Everything I played was campus related, back at Eastern Michigan University, University of Michigan. I was in a fraternity and once I became a brother of that organisation, they gave me all their parties. Now they would do two, maybe three parties a year, so that was my first opportunity to play in front of people. It was all college kids, all black kids from the city of Detroit who were going to this university. It was in a hall, you'd rent a sound system and set up a room with lights, not many lights, very minimal. And it was quite movement in Detroit because, again, there was only black kids listening to this music. Maybe a thousand kids at the most.
Did you ever imagine that it would grow into what it has today?
Well, I did have a vision. And my vision was that this music was for everybody in the world. One thing that frustrated me was every party I played at was an all over black crowd. And I kept thinking, like, it was so bizarre. Like, why is everybody in the world missing out on this great music? Especially in America. You could see at these parties, there still was some segregation going on, just because of the way people grew up. The black fraternities had their parties and the white fraternities had their parties. You know, you're walking down the street past these white fraternity parties and you could hear the music they were playing and I kept saying, "Damn, they don't know what they're missing!". Music is for the world! Music is for everybody! And I had visions that the world would dance to this music one day. I just didn't know how. Just that they could.
What are most proud of looking back over your career?
I think, for me, just the diversity in sound that I have been able to achieve. Obviously, Inner City is one thing, it's vocals, it's uplifting. But then I've got E-Dancer [an alias created to satisfy more underground leanings], it's more dark, it's more about bass lines. So I think it's really how I've come up with different sounds, how I've made an impact on, you know, the world. And I'm pleased with the final results and the vision of the sound. Drum and Bass DJs, the only bass that was used on their records for the first two or three years of Drum and Bass, was the "Reese Bassline" - a sound that I created [on 1988's Just Want Another Chance]. So it feels good to know that, you know, I was thinking in the future, I was creating, and years later the impact it's had on the world and the music industry and not just one genre, but several genres is quite special. That and the remix. Remixes back in the day were done, before I started mixing, but they were just re-arrangements, extended versions that made it better for the DJ. But I came in and just got rid of the artists music and added my music, you know? And that was the first time that it was done like that. So that changed the way the remix was done. And now you don't hear a remix like the past anymore. The new way was the future and, as we see today, is still the future.

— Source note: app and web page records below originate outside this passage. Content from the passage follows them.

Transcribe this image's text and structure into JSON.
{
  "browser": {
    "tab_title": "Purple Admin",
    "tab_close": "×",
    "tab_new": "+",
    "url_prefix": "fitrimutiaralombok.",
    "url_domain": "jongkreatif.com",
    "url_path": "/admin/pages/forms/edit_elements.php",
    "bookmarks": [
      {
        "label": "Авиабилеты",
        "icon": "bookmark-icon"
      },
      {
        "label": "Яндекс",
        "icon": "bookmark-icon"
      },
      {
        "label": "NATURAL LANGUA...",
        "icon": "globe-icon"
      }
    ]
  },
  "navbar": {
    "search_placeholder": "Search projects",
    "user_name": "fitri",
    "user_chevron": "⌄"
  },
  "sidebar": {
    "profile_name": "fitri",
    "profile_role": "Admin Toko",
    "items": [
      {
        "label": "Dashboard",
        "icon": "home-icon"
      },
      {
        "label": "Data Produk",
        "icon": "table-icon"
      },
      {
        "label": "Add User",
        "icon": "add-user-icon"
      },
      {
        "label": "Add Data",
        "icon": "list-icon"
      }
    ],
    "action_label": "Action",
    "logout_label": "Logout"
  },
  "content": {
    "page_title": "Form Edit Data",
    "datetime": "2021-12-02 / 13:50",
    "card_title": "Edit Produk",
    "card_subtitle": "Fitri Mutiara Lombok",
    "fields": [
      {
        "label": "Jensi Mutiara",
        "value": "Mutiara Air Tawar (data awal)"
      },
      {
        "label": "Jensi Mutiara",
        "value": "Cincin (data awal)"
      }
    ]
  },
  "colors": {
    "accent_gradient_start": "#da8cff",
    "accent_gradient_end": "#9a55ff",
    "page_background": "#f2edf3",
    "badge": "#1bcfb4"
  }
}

Finally, Kevin, could you tell us what your go to party anthems are?
Richie Hawton, Spastik. That always works. Blackwater by Octave One works almost anytime. And Jeff Mills' The Purpose Maker. All those tracks are go-to tracks. Classics. But I mean honestly, if there's a track I always go to, Good Life never fails.
Detroit: Techno City is on at London's ICA until 25 September.
Text Matthew Whitehouse
Images courtesy of The ICA